In a series of articles over the next few weeks, we’re going to take a look at fake and reproduction toys along with what to look for when buying.
Our first article will look at cast iron toys (and banks). These are some of the more commonly reproduced toys as they are fairly easy to copy and ‘age’. However, don’t be fooled by something that ‘looks old’ as it may have been chemically treated or buried in the ground to accomplish this aged effect. Also, keep in mind that the old toys and banks were for the most part hand finished and manufactured with pride unlike the modern repros that are factory produced with little attention to details.
Check back as in addition to cast iron we’ll be covering the following:
- Tin Lithograph
- along with other manufacturers.
To read today’s cast iron article and see pictures, please visit this link on the Texas Antique Mall Compendium’s Toy Section – Cast Iron: Reproductions & Fakes.
To see all of our helpful articles on collecting, visit the Compendium Index.
By David Moncrief
Posted 3 years, 6 months ago at 8:58 pm. Add a comment
The pictured “Van Bank” is one of the most unusual multi-action toys that I have seen in my years of collecting. And, while it may not have the value of some of the older toys, it is unique in its operation. This plastic bank transforms by opening – down the middle (long ways) – thus converting into twin cannon firing guns plus twin mini-guns.
When you pull open the roof of the van bank, the two mechanisms are displayed, i.e, laser cannons and cockpit. The laser cannons are deployed by pushing a button located on the rear of the van. The min-guns in the front are are operated manually – and display by rotating the front grill.
The most surprising feature of this bank is that the wheel action of pushing it either forwards or backwards causes the large laser gun (rear) to rotate in a 360° arc. Also, one is able to view several landscape picture decals located along the inside ‘window’ panels that show different firing views of targets and angle of projectory.
The deployed rear moveable cockpit firing position and the front cockpit can be manually folded down putting the van bank back into the ‘normal’ position.
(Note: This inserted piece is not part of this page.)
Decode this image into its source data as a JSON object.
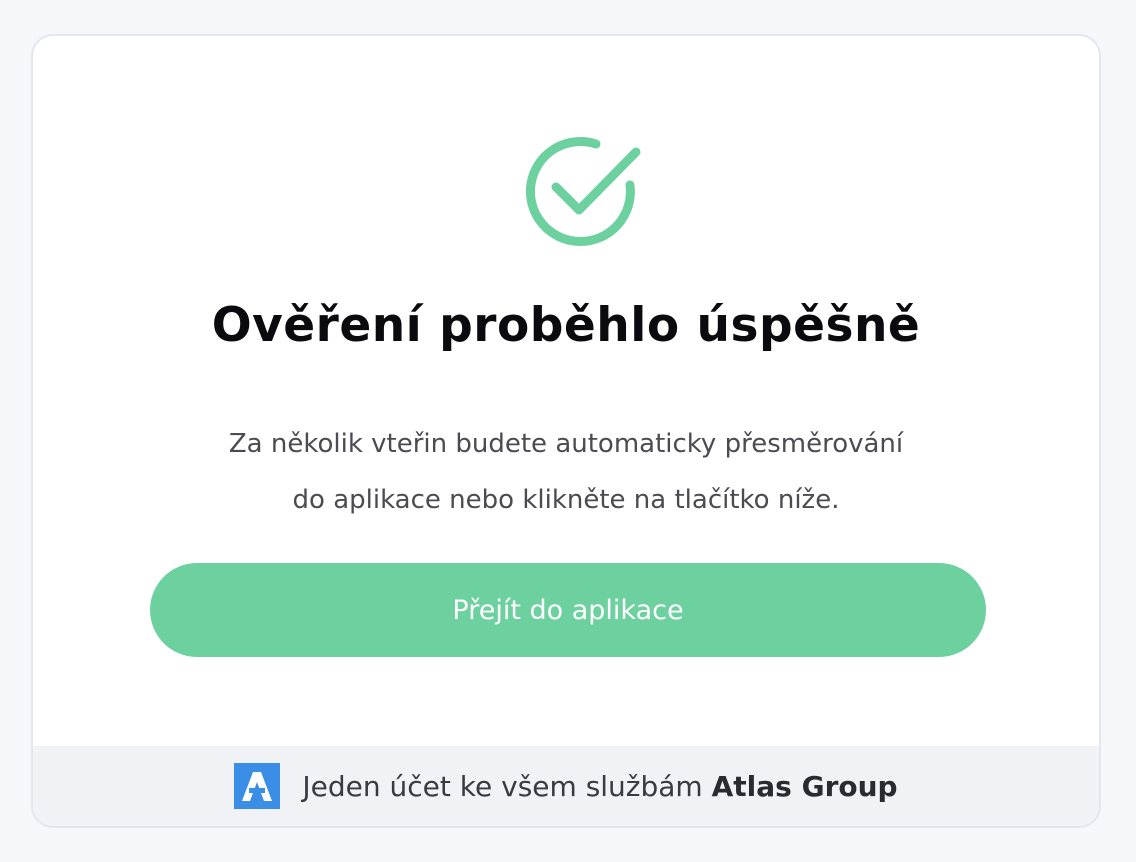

This van is approximately 9-1/4 inches long, 3-5/8 inches wide and 4-1/4 inches tall. The roll-o-mattic mechanism is enclosed in the flooring of the van – which is all plastic – with the exception of the wheels that are rubber with metal axles. The base of the van has raised features on the bottom molded in, i.e. exhaust system, drive system, etc.
This toy bank, six-action toy was produced by Kenner Parker of Ohio in 1986, and was manufactured in Hong Kong. Even though this toy has many different actions, it is still considered a still bank because the action is not caused by the depositing of money into the bank but rather actions taken by the owner.
This is a very unique bank that I think any collector would appreciate due to the uniqueness that it offers as both a bank and a toy. Like most toys, especially those with moving parts and pieces, if you’re lucky enough to find one not broken and complete with accessories, it will make a fine addition to your collection.
Friendly reminder – Don’t forget to check out my Online Store where you’ll find Vintage & Current Toys as well as over 600 other items – with new items added almost daily…. best part – Shipping is FREE!
About David Moncrief
Posted 5 years, 2 months ago at 9:56 pm. Add a comment